| KOTriode wrote:|
|Amp at close to clipping level 20.4W, I am surprised that sine wave looked pretty symmetrical. Still has couple chassis left for the Melquiades, the problem is the 400V supplies which required extra power supplies. This interstage amp is so much simpler and easy to build at the expense of the interstage cost.|
the 20.4W is about right. Hoiwever the absolute power is not so important in my view, even though it might be important in case of lower sensitivity that you use. The total power and the amount of distortions is not so indicative in my view to characterize the operation of amplifier. To me it would be more important to see the image of the be trace at let say 22W. I mean I would like to see the first sight of clipping and I would like to see that with your given load the clipping is absolutely symmetrical. If not, and if the loading of the tube that I use is give to me the right sound then I would plays a bit with current/voltage balance to make sure that the right and bottom clips are happen at the very same time and congruous by shape.
Also, you do not specify the frequency of the trace. Did not go over the conversion of your scope time marking into frequency but looking at the sleight asymmetry of the bottom half I think it was relatively low frequency signal. It always useful to know what the frequency and operating current was as it gives a perspective over the inductance of the transformer.
One more thing I learned as I was working on Milq. I tend to put the amp at fill power, get the very first clip by driving the generator lower and lower, make the clip symmetrical and then trace what section of my amplifiers responsible for the clip. An amp might be clipping by driver stage or by output stage. You need to make sure that the clip you get is purely transformer limitation and nothing else. From the personal perspective, as I said, if you like the 6C33C then I would really love your to try the Milq driver and compare with the result you got with your driver.

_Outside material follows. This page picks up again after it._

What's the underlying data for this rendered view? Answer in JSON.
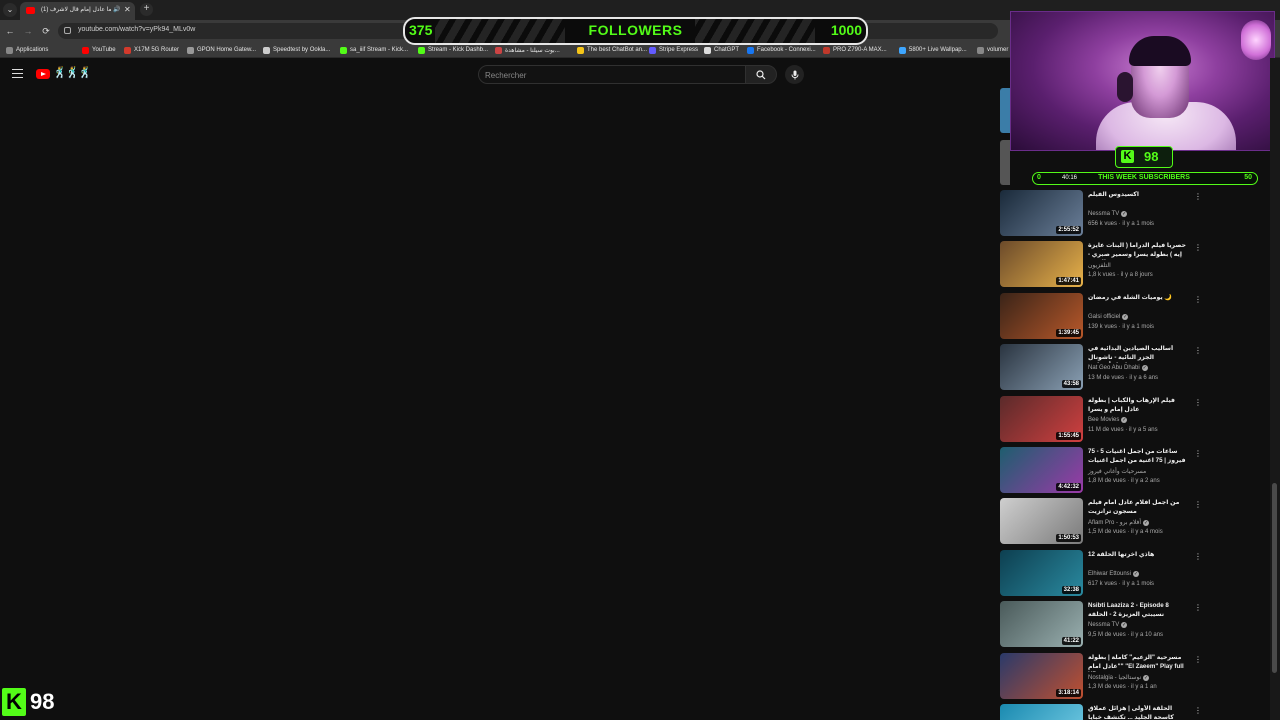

"I wish I could score everything for horns." - Richard Wagner. "Our writing equipment takes part in the forming of our thoughts." - Friedrich Nietzsche